Interpol, which fosters police cooperation across the borders of 188 countries, and the U.S. Marshals service didn't release any information about the accusations against Michal Preclik.
"I was shocked when I found out," said Patrick Barker, an officer at the prison who worked with Preclik. "Here we have a guy facing drug and fraud charges and we're dealing with contraband issues at the prison."
Smith said she wasn't aware of any internal investigations because of Preclik's situation.
The Corrections Department did a background check on Preclik before hiring him, like it does on all potential hires, she said. But a national database that includes criminal records and warrants, the National Criminal Information Center, did not reveal warrants for his arrest, Smith said.
The initial check of NCIC, which is overseen by the FBI, was done Sept. 7, 2008, a day before the international police group listed Preclik as wanted on its Web site, according to Smith.
But a second background check was done Oct. 21, 2008, a week after Preclik started working at the prison and more than a month after Interpol listed him as wanted.
"No warrant showed up at that time either," Smith said.
There is often a lag between the time Interpol lists someone as wanted and when an arrest warrant is issued in the country where the person is residing.
Preclik was arrested by Immigration and Customs Enforcement on Sept. 8 and has a Nov. 9 bond hearing.

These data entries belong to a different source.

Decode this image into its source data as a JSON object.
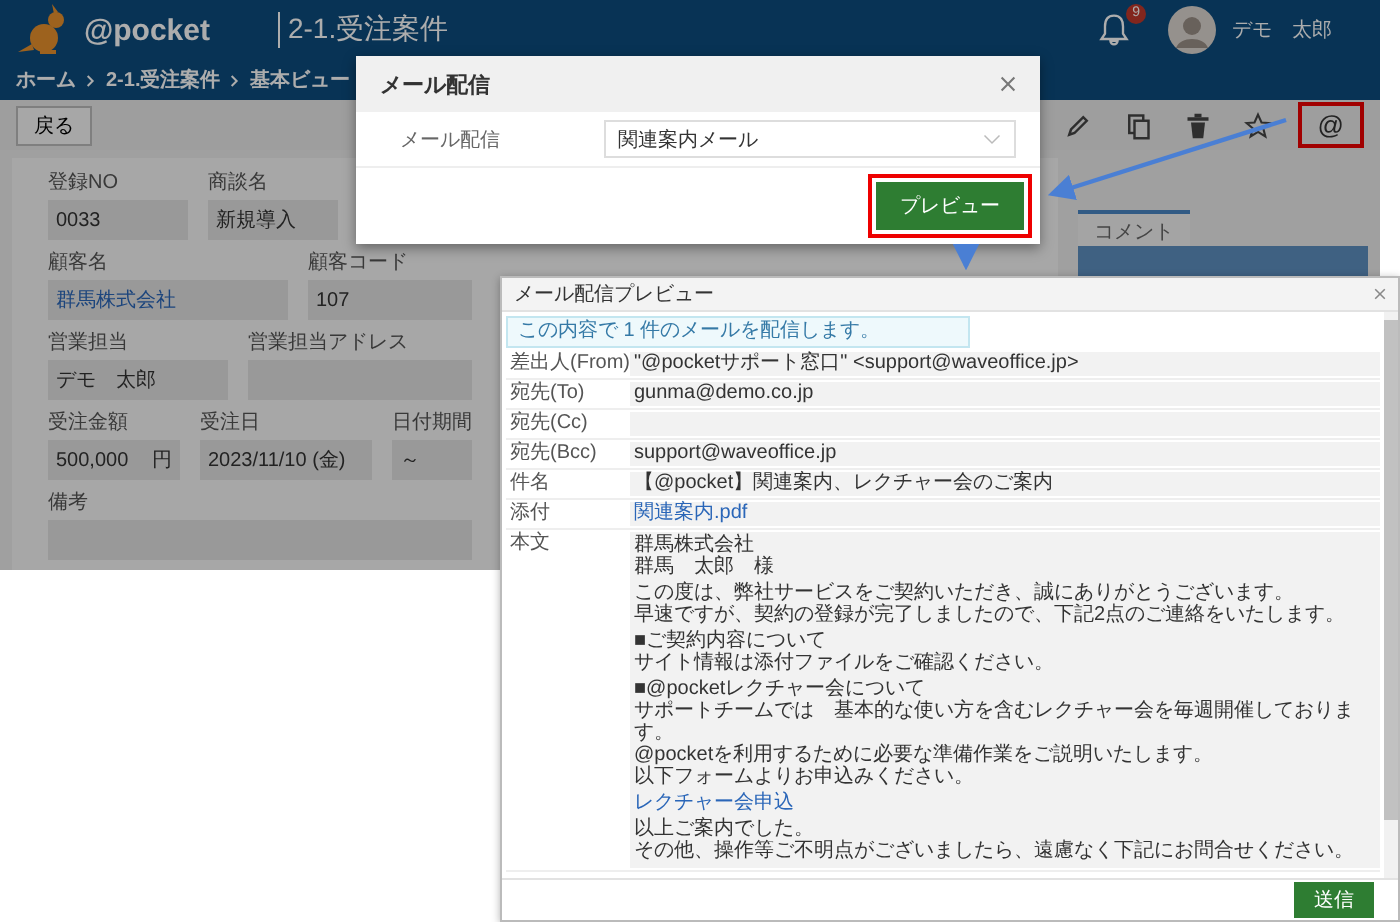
{
  "app": {
    "logo": "@pocket",
    "title": "2-1.受注案件",
    "notification_count": "9",
    "user": "デモ　太郎",
    "breadcrumb": [
      "ホーム",
      "2-1.受注案件",
      "基本ビュー"
    ],
    "back_button": "戻る",
    "mail_button": {
      "icon": "@",
      "highlighted": true
    },
    "tabs": [
      {
        "label": "コメント",
        "selected": true
      }
    ],
    "form_rows": [
      {
        "fields": [
          {
            "label": "登録NO",
            "value": "0033",
            "kind": "text"
          },
          {
            "label": "商談名",
            "value": "新規導入",
            "kind": "text"
          }
        ]
      },
      {
        "fields": [
          {
            "label": "顧客名",
            "value": "群馬株式会社",
            "kind": "link"
          },
          {
            "label": "顧客コード",
            "value": "107",
            "kind": "text"
          }
        ]
      },
      {
        "fields": [
          {
            "label": "営業担当",
            "value": "デモ　太郎",
            "kind": "text"
          },
          {
            "label": "営業担当アドレス",
            "kind": "empty"
          }
        ]
      },
      {
        "fields": [
          {
            "label": "受注金額",
            "value": "500,000",
            "unit": "円",
            "kind": "text"
          },
          {
            "label": "受注日",
            "value": "2023/11/10 (金)",
            "kind": "text"
          },
          {
            "label": "日付期間",
            "value": "～",
            "kind": "text"
          }
        ]
      },
      {
        "fields": [
          {
            "label": "備考",
            "kind": "empty"
          }
        ]
      }
    ]
  },
  "modal": {
    "title": "メール配信",
    "field_label": "メール配信",
    "select_value": "関連案内メール",
    "preview_button": {
      "label": "プレビュー",
      "highlighted": true
    }
  },
  "preview": {
    "title": "メール配信プレビュー",
    "notice": "この内容で 1 件のメールを配信します。",
    "fields": [
      {
        "label": "差出人(From)",
        "value": "\"@pocketサポート窓口\" <support@waveoffice.jp>",
        "kind": "text"
      },
      {
        "label": "宛先(To)",
        "value": "gunma@demo.co.jp",
        "kind": "text"
      },
      {
        "label": "宛先(Cc)",
        "kind": "empty"
      },
      {
        "label": "宛先(Bcc)",
        "value": "support@waveoffice.jp",
        "kind": "text"
      },
      {
        "label": "件名",
        "value": "【@pocket】関連案内、レクチャー会のご案内",
        "kind": "text"
      },
      {
        "label": "添付",
        "value": "関連案内.pdf",
        "kind": "link"
      }
    ],
    "body_label": "本文",
    "body": [
      {
        "kind": "text",
        "lines": [
          "群馬株式会社",
          "群馬　太郎　様"
        ]
      },
      {
        "kind": "text",
        "lines": [
          "この度は、弊社サービスをご契約いただき、誠にありがとうございます。",
          "早速ですが、契約の登録が完了しましたので、下記2点のご連絡をいたします。"
        ]
      },
      {
        "kind": "text",
        "lines": [
          "■ご契約内容について",
          "サイト情報は添付ファイルをご確認ください。"
        ]
      },
      {
        "kind": "text",
        "lines": [
          "■@pocketレクチャー会について",
          "サポートチームでは　基本的な使い方を含むレクチャー会を毎週開催しております。",
          "@pocketを利用するために必要な準備作業をご説明いたします。",
          "以下フォームよりお申込みください。"
        ]
      },
      {
        "kind": "link",
        "lines": [
          "レクチャー会申込"
        ]
      },
      {
        "kind": "text",
        "lines": [
          "以上ご案内でした。",
          "その他、操作等ご不明点がございましたら、遠慮なく下記にお問合せください。"
        ]
      }
    ],
    "send_button": "送信"
  }
}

He has asked that the decision to send him back to the Czech Republic be reviewed.
Immigration spokesman Tim Counts declined to speak about Preclik's former or current immigration status other than to say he has been charged with violating U.S. immigration laws.